ABOUT THIS EXERCISE:
Copy out every record precisely.

▼▼▼

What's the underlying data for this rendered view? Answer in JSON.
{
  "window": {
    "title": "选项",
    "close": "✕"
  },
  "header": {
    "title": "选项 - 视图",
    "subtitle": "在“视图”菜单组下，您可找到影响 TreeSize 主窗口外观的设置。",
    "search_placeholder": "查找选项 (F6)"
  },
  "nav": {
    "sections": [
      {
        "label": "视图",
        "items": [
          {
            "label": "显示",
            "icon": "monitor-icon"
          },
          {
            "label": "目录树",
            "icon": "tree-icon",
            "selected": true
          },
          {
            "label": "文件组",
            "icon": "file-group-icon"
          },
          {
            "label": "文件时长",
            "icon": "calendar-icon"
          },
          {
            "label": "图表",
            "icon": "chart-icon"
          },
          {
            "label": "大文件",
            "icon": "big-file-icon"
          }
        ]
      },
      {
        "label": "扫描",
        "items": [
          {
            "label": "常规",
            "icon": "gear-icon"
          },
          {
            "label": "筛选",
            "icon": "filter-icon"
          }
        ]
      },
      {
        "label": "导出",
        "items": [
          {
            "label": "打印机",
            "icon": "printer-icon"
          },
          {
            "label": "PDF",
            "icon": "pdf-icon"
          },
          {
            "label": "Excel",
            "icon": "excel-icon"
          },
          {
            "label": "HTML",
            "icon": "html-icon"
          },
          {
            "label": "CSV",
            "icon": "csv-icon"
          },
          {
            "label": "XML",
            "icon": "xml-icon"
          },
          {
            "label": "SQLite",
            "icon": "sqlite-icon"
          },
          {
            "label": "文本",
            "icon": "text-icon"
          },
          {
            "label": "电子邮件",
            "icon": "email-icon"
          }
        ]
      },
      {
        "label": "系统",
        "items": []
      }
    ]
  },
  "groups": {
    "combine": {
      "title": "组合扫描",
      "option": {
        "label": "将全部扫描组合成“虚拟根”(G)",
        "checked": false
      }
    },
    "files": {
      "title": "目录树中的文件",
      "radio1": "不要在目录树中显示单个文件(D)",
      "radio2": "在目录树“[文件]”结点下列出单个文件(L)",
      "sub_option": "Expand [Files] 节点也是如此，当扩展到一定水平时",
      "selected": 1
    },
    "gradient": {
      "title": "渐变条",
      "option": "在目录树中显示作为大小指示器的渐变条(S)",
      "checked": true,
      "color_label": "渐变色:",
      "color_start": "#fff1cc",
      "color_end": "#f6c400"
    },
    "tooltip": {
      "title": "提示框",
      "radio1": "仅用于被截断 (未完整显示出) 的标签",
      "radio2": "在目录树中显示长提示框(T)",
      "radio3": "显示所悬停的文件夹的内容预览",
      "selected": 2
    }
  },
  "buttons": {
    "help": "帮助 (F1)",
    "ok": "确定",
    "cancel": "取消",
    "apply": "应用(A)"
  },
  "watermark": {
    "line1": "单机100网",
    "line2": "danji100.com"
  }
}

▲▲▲

YOUR SOLUTION:
What's the underlying data for this rendered view? Answer in JSON.
{
  "window": {
    "title": "选项",
    "close": "✕"
  },
  "header": {
    "title": "选项 - 视图",
    "subtitle": "在“视图”菜单组下，您可找到影响 TreeSize 主窗口外观的设置。",
    "search_placeholder": "查找选项 (F6)"
  },
  "nav": {
    "sections": [
      {
        "label": "视图",
        "items": [
          {
            "label": "显示",
            "icon": "monitor-icon"
          },
          {
            "label": "目录树",
            "icon": "tree-icon",
            "selected": true
          },
          {
            "label": "文件组",
            "icon": "file-group-icon"
          },
          {
            "label": "文件时长",
            "icon": "calendar-icon"
          },
          {
            "label": "图表",
            "icon": "chart-icon"
          },
          {
            "label": "大文件",
            "icon": "big-file-icon"
          }
        ]
      },
      {
        "label": "扫描",
        "items": [
          {
            "label": "常规",
            "icon": "gear-icon"
          },
          {
            "label": "筛选",
            "icon": "filter-icon"
          }
        ]
      },
      {
        "label": "导出",
        "items": [
          {
            "label": "打印机",
            "icon": "printer-icon"
          },
          {
            "label": "PDF",
            "icon": "pdf-icon"
          },
          {
            "label": "Excel",
            "icon": "excel-icon"
          },
          {
            "label": "HTML",
            "icon": "html-icon"
          },
          {
            "label": "CSV",
            "icon": "csv-icon"
          },
          {
            "label": "XML",
            "icon": "xml-icon"
          },
          {
            "label": "SQLite",
            "icon": "sqlite-icon"
          },
          {
            "label": "文本",
            "icon": "text-icon"
          },
          {
            "label": "电子邮件",
            "icon": "email-icon"
          }
        ]
      },
      {
        "label": "系统",
        "items": []
      }
    ]
  },
  "groups": {
    "combine": {
      "title": "组合扫描",
      "option": {
        "label": "将全部扫描组合成“虚拟根”(G)",
        "checked": false
      }
    },
    "files": {
      "title": "目录树中的文件",
      "radio1": "不要在目录树中显示单个文件(D)",
      "radio2": "在目录树“[文件]”结点下列出单个文件(L)",
      "sub_option": "Expand [Files] 节点也是如此，当扩展到一定水平时",
      "selected": 1
    },
    "gradient": {
      "title": "渐变条",
      "option": "在目录树中显示作为大小指示器的渐变条(S)",
      "checked": true,
      "color_label": "渐变色:",
      "color_start": "#fff1cc",
      "color_end": "#f6c400"
    },
    "tooltip": {
      "title": "提示框",
      "radio1": "仅用于被截断 (未完整显示出) 的标签",
      "radio2": "在目录树中显示长提示框(T)",
      "radio3": "显示所悬停的文件夹的内容预览",
      "selected": 2
    }
  },
  "buttons": {
    "help": "帮助 (F1)",
    "ok": "确定",
    "cancel": "取消",
    "apply": "应用(A)"
  },
  "watermark": {
    "line1": "单机100网",
    "line2": "danji100.com"
  }
}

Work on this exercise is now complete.